A release from the temple administration said the ban was being enforced in line with the recent order of the Madras High Court’s Madurai Bench and in the interest of the security of the ancient shrine.

A bench of Justices N Kirubakaran and R Tharani had on 9 February banned people other than security officials from carrying mobile phones to the temple where a fire mishap gutted several shops recently.

It had also suggested the deployment of CISF personnel to maintain security at the temple.

The order was issued on a PIL seeking to direct the central and State governments to frame guidelines and safety and security code and implement these immediately in the backdrop of the fire mishap.

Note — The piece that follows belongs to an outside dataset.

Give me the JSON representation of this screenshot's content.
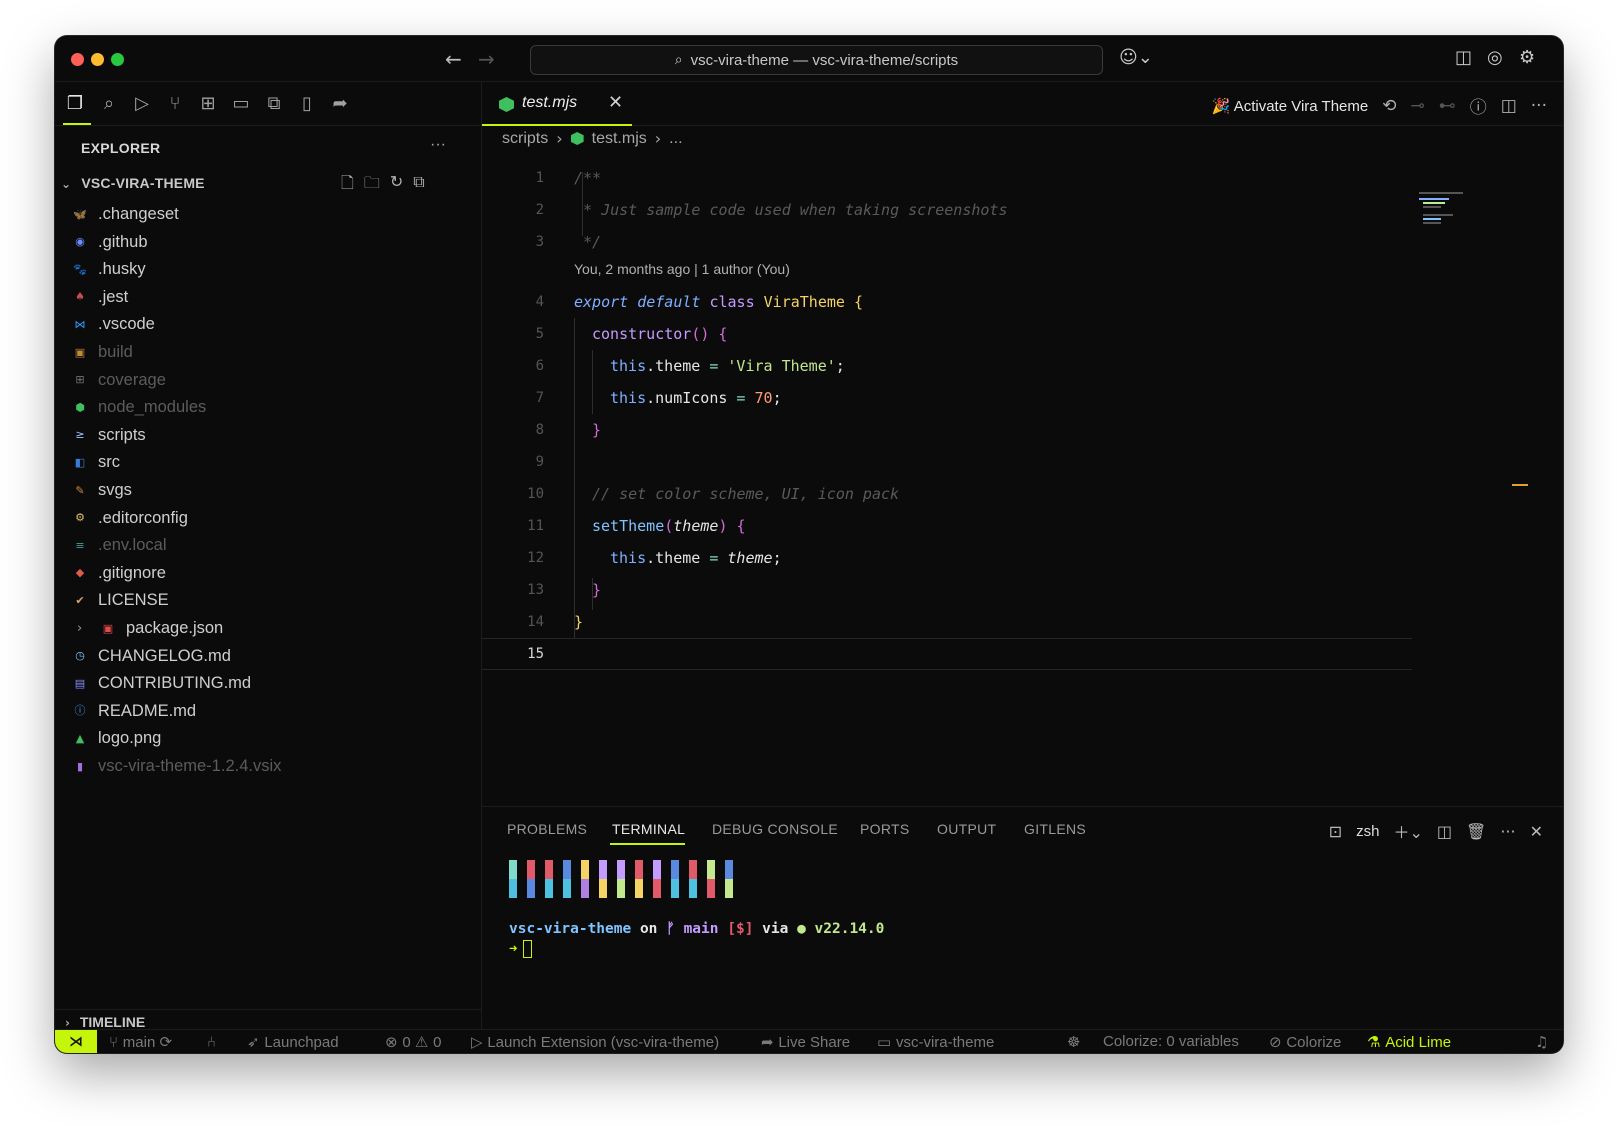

Meenakshi Temple, also referred to as Meenakshi Amman or Minakshi-Sundareshwara Temple, is a historic Hindu temple located on the southern bank of the Vaigai River in the temple city of Madurai, Tamil Nadu. It is dedicated to Meenakshi, a form of Parvati, and her consort, Sundareswar, a form of Shiva. The temple is at the centre of the ancient temple city of Madurai mentioned in the Tamil Sangam literature, with the goddess temple mentioned in 6th century CE texts.

Though the temple has historic roots, most of the present campus structure was rebuilt after the 14th century CE, further repaired, renovated and expanded in the 17th century by Thirumalai Nayak. In the early 14th century, the armies of Delhi Sultanate led by Muslim Commander Malik Kafur plundered the temple, looted it of its valuables and destroyed the Madurai temple town along with many other temple towns of South India. The contemporary temple is the result of rebuilding efforts started by the Vijayanagara Empire rulers who rebuilt the core and reopened the temple. In the 16th century, the temple complex was further expanded and fortified by the Nayak ruler Vishwanatha Nayakar and later others. The restored complex now houses 14 gateway towers, ranging from 45–50m in height, with the southern gopura tallest at 51.9 metres (170 ft). The complex has numerous sculpted pillared halls such as Ayirakkal (1,000 pillar hall), Kilikoondu-mandapam, Golu-mandapam and Pudu-mandapam. 

The temple is a major pilgrimage destination within the Shaivism tradition, dedicated to Meenakshi Devi and Shiva.

PTI